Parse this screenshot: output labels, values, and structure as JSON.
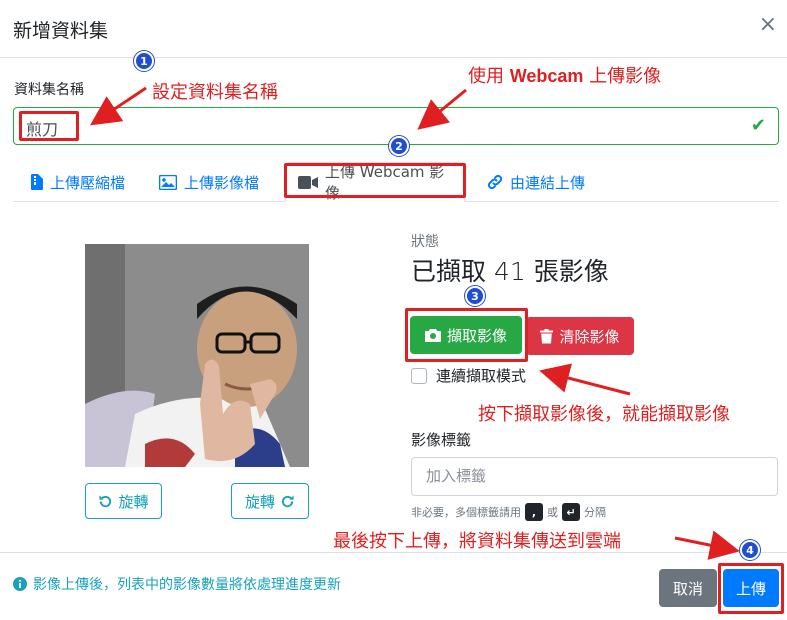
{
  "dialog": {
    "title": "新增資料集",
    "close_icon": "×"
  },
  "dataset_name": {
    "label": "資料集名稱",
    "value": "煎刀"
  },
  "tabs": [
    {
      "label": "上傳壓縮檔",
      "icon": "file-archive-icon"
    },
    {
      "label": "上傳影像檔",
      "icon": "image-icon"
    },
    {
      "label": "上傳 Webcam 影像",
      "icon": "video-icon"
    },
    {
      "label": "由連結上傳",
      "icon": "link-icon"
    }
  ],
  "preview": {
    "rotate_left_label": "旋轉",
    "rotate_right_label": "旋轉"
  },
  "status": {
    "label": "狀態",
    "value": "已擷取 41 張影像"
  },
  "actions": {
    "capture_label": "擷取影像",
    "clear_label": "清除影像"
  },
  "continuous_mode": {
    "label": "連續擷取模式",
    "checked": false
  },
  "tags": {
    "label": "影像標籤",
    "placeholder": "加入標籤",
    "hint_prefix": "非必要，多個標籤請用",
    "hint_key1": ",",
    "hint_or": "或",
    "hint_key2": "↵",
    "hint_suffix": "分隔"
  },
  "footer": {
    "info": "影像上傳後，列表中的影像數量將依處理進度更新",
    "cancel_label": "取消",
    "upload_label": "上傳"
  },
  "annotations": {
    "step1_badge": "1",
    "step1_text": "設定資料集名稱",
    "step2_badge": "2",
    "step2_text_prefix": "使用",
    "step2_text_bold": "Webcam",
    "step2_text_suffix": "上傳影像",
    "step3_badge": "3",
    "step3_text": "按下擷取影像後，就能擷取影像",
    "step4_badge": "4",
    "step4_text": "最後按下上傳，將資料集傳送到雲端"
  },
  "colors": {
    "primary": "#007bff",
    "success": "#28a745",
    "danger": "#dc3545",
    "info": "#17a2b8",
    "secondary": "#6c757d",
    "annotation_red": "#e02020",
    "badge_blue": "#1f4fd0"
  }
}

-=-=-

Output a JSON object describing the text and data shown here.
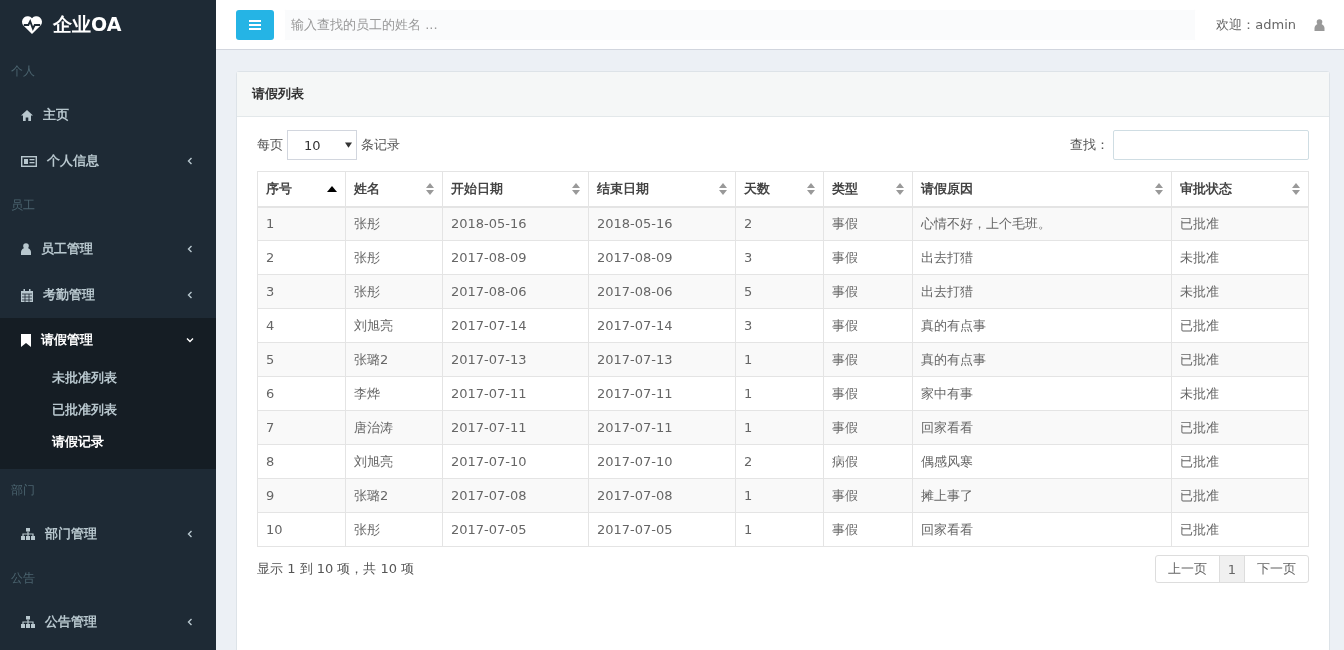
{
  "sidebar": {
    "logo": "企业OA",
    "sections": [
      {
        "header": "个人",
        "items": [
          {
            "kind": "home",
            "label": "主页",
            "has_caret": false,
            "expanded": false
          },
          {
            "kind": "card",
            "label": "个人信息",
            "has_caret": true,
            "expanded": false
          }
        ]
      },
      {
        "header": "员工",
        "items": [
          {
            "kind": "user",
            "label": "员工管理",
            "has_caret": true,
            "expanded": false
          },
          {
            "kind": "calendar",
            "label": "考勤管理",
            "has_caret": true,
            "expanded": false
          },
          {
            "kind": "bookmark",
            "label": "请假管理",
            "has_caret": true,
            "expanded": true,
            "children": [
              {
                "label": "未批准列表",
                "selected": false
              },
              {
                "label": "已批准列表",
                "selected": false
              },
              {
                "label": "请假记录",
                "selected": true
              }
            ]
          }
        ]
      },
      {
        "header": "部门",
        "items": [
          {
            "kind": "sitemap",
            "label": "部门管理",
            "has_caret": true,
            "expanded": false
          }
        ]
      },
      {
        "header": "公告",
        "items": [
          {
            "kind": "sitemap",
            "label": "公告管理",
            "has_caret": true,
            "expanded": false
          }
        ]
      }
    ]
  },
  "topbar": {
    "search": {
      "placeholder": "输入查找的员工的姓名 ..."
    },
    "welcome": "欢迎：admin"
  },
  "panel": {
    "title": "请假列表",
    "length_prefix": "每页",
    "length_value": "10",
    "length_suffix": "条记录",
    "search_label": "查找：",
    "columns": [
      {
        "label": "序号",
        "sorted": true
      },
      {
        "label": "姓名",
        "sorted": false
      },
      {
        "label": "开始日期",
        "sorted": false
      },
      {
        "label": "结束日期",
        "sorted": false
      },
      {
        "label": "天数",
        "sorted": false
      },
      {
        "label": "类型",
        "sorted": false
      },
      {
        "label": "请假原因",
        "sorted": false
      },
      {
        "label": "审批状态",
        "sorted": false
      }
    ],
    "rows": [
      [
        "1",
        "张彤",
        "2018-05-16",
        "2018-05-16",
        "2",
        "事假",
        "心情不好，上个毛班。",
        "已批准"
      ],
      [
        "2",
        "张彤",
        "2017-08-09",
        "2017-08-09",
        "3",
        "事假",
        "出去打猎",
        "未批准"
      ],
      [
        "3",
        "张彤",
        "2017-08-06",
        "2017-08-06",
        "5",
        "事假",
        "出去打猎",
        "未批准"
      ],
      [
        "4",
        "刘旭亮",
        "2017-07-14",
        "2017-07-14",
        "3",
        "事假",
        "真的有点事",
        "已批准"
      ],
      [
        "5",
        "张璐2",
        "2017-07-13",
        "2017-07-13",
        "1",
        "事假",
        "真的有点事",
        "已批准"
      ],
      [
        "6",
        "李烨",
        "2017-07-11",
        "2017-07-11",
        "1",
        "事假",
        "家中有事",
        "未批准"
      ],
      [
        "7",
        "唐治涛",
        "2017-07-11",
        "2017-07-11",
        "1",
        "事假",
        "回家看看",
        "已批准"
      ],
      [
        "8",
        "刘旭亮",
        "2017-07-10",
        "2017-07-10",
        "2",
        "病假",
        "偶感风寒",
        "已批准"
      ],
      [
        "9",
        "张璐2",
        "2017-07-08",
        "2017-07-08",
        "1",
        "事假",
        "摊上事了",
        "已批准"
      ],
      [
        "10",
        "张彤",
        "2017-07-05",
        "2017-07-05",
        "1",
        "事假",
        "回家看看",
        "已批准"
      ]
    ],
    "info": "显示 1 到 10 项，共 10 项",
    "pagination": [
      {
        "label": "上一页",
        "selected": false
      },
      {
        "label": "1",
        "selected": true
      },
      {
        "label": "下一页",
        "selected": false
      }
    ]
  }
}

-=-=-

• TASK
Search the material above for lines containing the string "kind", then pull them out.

• YOUR SOLUTION
            "kind": "home",
            "kind": "card",
            "kind": "user",
            "kind": "calendar",
            "kind": "bookmark",
            "kind": "sitemap",
            "kind": "sitemap",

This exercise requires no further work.